**YOUR OBJECTIVE:** Leave the pictures out and print every record below exactly as it stands.

**INFORMATION PROVIDED:**
----------
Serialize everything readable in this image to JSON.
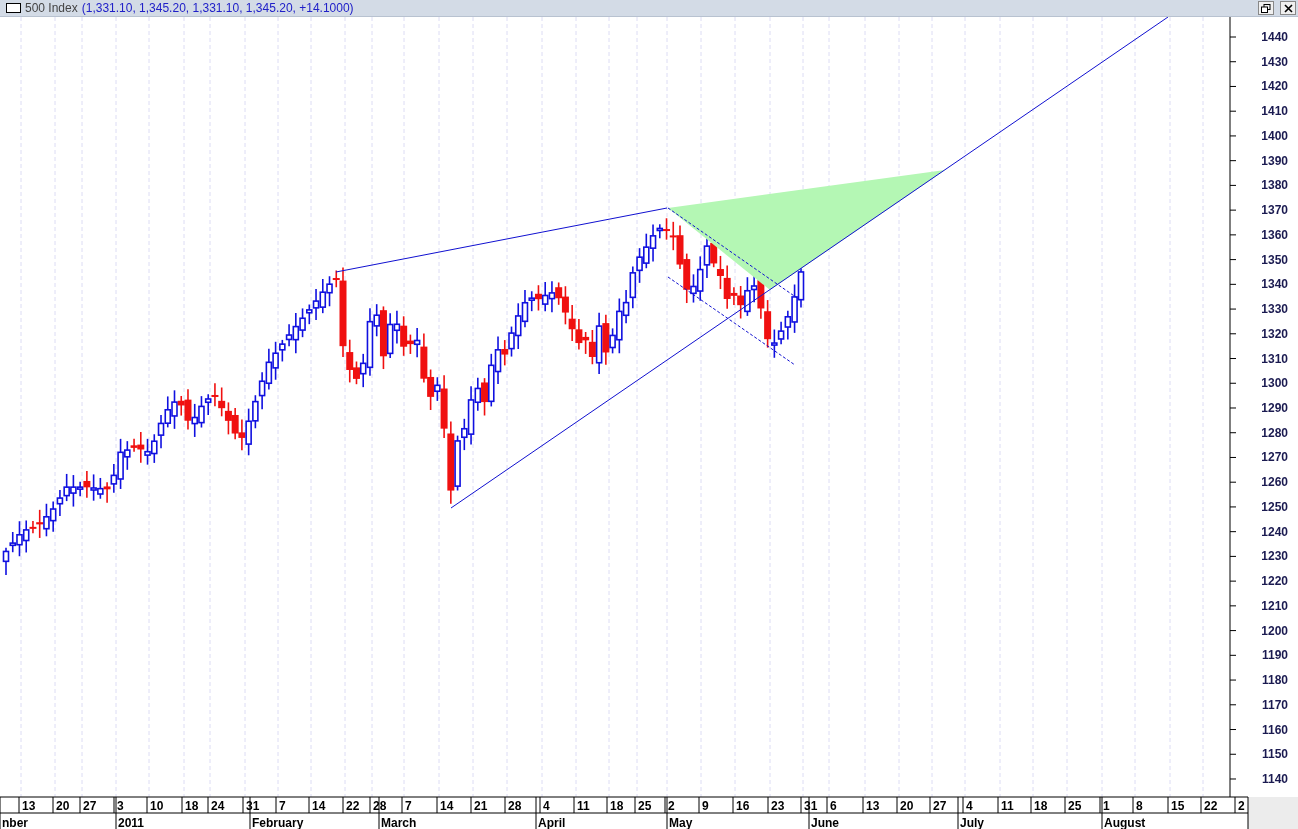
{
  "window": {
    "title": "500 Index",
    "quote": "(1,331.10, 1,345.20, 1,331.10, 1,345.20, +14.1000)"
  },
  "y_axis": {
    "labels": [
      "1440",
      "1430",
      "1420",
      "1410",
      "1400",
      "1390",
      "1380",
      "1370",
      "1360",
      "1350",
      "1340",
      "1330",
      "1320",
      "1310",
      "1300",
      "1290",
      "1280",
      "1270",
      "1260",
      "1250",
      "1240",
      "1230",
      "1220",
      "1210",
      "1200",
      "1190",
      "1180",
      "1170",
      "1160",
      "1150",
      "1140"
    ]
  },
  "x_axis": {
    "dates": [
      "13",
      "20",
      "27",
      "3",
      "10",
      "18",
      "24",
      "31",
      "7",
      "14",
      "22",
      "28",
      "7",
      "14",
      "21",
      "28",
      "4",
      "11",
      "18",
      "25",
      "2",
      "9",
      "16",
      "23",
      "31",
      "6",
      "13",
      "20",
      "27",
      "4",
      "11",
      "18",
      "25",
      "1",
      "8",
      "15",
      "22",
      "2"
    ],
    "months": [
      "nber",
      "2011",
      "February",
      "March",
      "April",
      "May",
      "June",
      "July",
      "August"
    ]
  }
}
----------
**EXERCISE RESPONSE:**
Serialize everything readable in this image to JSON.
{
  "window": {
    "title": "500 Index",
    "quote": "(1,331.10, 1,345.20, 1,331.10, 1,345.20, +14.1000)"
  },
  "y_axis": {
    "labels": [
      "1440",
      "1430",
      "1420",
      "1410",
      "1400",
      "1390",
      "1380",
      "1370",
      "1360",
      "1350",
      "1340",
      "1330",
      "1320",
      "1310",
      "1300",
      "1290",
      "1280",
      "1270",
      "1260",
      "1250",
      "1240",
      "1230",
      "1220",
      "1210",
      "1200",
      "1190",
      "1180",
      "1170",
      "1160",
      "1150",
      "1140"
    ]
  },
  "x_axis": {
    "dates": [
      "13",
      "20",
      "27",
      "3",
      "10",
      "18",
      "24",
      "31",
      "7",
      "14",
      "22",
      "28",
      "7",
      "14",
      "21",
      "28",
      "4",
      "11",
      "18",
      "25",
      "2",
      "9",
      "16",
      "23",
      "31",
      "6",
      "13",
      "20",
      "27",
      "4",
      "11",
      "18",
      "25",
      "1",
      "8",
      "15",
      "22",
      "2"
    ],
    "months": [
      "nber",
      "2011",
      "February",
      "March",
      "April",
      "May",
      "June",
      "July",
      "August"
    ]
  }
}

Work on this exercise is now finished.